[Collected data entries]
=====

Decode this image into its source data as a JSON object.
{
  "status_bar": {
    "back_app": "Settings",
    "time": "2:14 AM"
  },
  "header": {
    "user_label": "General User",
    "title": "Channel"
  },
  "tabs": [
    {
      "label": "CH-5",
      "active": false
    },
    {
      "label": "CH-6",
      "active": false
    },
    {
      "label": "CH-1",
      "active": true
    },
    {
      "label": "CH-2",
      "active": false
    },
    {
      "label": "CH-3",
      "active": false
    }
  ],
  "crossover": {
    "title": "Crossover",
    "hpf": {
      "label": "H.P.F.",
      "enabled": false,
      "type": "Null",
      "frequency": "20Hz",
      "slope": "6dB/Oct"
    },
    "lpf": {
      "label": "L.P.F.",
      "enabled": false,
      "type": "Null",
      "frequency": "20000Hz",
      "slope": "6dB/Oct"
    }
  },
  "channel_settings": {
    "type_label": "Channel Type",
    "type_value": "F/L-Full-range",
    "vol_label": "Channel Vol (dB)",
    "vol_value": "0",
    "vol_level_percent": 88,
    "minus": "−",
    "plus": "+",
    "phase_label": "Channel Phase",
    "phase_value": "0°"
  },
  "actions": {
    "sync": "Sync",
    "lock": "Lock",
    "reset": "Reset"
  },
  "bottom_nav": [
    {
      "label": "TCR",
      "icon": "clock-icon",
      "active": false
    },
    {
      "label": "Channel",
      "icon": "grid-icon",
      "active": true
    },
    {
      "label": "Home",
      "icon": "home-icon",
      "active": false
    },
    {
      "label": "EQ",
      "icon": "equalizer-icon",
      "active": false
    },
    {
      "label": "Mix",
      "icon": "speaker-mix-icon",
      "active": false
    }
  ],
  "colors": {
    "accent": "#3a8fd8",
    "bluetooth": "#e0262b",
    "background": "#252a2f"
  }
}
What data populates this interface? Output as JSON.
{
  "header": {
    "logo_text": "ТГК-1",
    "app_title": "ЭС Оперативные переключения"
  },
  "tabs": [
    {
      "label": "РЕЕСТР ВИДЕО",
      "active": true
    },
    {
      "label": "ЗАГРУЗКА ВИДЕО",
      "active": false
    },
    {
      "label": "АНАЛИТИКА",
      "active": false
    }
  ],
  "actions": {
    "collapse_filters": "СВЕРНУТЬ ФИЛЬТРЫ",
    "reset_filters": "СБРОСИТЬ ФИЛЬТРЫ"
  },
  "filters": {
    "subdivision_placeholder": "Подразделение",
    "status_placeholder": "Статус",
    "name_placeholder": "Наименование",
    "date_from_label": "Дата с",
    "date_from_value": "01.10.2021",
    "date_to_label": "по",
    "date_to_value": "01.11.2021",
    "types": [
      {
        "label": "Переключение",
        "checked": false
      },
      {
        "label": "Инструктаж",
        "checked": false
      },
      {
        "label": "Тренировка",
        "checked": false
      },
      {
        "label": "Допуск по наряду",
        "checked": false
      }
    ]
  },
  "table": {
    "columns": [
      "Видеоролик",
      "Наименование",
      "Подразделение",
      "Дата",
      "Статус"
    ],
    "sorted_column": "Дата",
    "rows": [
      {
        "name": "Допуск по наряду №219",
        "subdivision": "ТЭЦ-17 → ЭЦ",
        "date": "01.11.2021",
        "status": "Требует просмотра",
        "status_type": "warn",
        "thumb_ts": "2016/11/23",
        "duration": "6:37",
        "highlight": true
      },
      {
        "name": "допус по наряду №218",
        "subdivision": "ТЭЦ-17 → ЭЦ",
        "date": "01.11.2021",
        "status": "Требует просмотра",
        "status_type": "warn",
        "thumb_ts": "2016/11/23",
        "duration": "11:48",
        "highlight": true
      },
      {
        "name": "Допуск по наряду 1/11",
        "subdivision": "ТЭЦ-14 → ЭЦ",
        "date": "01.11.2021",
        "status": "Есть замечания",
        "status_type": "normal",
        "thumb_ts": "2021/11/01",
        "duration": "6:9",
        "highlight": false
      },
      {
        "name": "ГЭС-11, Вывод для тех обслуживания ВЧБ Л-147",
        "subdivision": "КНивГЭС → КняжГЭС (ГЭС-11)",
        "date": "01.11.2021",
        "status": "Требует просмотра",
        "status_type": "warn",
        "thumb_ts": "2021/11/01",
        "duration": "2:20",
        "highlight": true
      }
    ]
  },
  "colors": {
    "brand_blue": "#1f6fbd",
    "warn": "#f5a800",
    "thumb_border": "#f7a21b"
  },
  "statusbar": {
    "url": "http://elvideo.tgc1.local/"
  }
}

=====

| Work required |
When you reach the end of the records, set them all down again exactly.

| Answer to this exercise |
Decode this image into its source data as a JSON object.
{
  "status_bar": {
    "back_app": "Settings",
    "time": "2:14 AM"
  },
  "header": {
    "user_label": "General User",
    "title": "Channel"
  },
  "tabs": [
    {
      "label": "CH-5",
      "active": false
    },
    {
      "label": "CH-6",
      "active": false
    },
    {
      "label": "CH-1",
      "active": true
    },
    {
      "label": "CH-2",
      "active": false
    },
    {
      "label": "CH-3",
      "active": false
    }
  ],
  "crossover": {
    "title": "Crossover",
    "hpf": {
      "label": "H.P.F.",
      "enabled": false,
      "type": "Null",
      "frequency": "20Hz",
      "slope": "6dB/Oct"
    },
    "lpf": {
      "label": "L.P.F.",
      "enabled": false,
      "type": "Null",
      "frequency": "20000Hz",
      "slope": "6dB/Oct"
    }
  },
  "channel_settings": {
    "type_label": "Channel Type",
    "type_value": "F/L-Full-range",
    "vol_label": "Channel Vol (dB)",
    "vol_value": "0",
    "vol_level_percent": 88,
    "minus": "−",
    "plus": "+",
    "phase_label": "Channel Phase",
    "phase_value": "0°"
  },
  "actions": {
    "sync": "Sync",
    "lock": "Lock",
    "reset": "Reset"
  },
  "bottom_nav": [
    {
      "label": "TCR",
      "icon": "clock-icon",
      "active": false
    },
    {
      "label": "Channel",
      "icon": "grid-icon",
      "active": true
    },
    {
      "label": "Home",
      "icon": "home-icon",
      "active": false
    },
    {
      "label": "EQ",
      "icon": "equalizer-icon",
      "active": false
    },
    {
      "label": "Mix",
      "icon": "speaker-mix-icon",
      "active": false
    }
  ],
  "colors": {
    "accent": "#3a8fd8",
    "bluetooth": "#e0262b",
    "background": "#252a2f"
  }
}
What data populates this interface? Output as JSON.
{
  "header": {
    "logo_text": "ТГК-1",
    "app_title": "ЭС Оперативные переключения"
  },
  "tabs": [
    {
      "label": "РЕЕСТР ВИДЕО",
      "active": true
    },
    {
      "label": "ЗАГРУЗКА ВИДЕО",
      "active": false
    },
    {
      "label": "АНАЛИТИКА",
      "active": false
    }
  ],
  "actions": {
    "collapse_filters": "СВЕРНУТЬ ФИЛЬТРЫ",
    "reset_filters": "СБРОСИТЬ ФИЛЬТРЫ"
  },
  "filters": {
    "subdivision_placeholder": "Подразделение",
    "status_placeholder": "Статус",
    "name_placeholder": "Наименование",
    "date_from_label": "Дата с",
    "date_from_value": "01.10.2021",
    "date_to_label": "по",
    "date_to_value": "01.11.2021",
    "types": [
      {
        "label": "Переключение",
        "checked": false
      },
      {
        "label": "Инструктаж",
        "checked": false
      },
      {
        "label": "Тренировка",
        "checked": false
      },
      {
        "label": "Допуск по наряду",
        "checked": false
      }
    ]
  },
  "table": {
    "columns": [
      "Видеоролик",
      "Наименование",
      "Подразделение",
      "Дата",
      "Статус"
    ],
    "sorted_column": "Дата",
    "rows": [
      {
        "name": "Допуск по наряду №219",
        "subdivision": "ТЭЦ-17 → ЭЦ",
        "date": "01.11.2021",
        "status": "Требует просмотра",
        "status_type": "warn",
        "thumb_ts": "2016/11/23",
        "duration": "6:37",
        "highlight": true
      },
      {
        "name": "допус по наряду №218",
        "subdivision": "ТЭЦ-17 → ЭЦ",
        "date": "01.11.2021",
        "status": "Требует просмотра",
        "status_type": "warn",
        "thumb_ts": "2016/11/23",
        "duration": "11:48",
        "highlight": true
      },
      {
        "name": "Допуск по наряду 1/11",
        "subdivision": "ТЭЦ-14 → ЭЦ",
        "date": "01.11.2021",
        "status": "Есть замечания",
        "status_type": "normal",
        "thumb_ts": "2021/11/01",
        "duration": "6:9",
        "highlight": false
      },
      {
        "name": "ГЭС-11, Вывод для тех обслуживания ВЧБ Л-147",
        "subdivision": "КНивГЭС → КняжГЭС (ГЭС-11)",
        "date": "01.11.2021",
        "status": "Требует просмотра",
        "status_type": "warn",
        "thumb_ts": "2021/11/01",
        "duration": "2:20",
        "highlight": true
      }
    ]
  },
  "colors": {
    "brand_blue": "#1f6fbd",
    "warn": "#f5a800",
    "thumb_border": "#f7a21b"
  },
  "statusbar": {
    "url": "http://elvideo.tgc1.local/"
  }
}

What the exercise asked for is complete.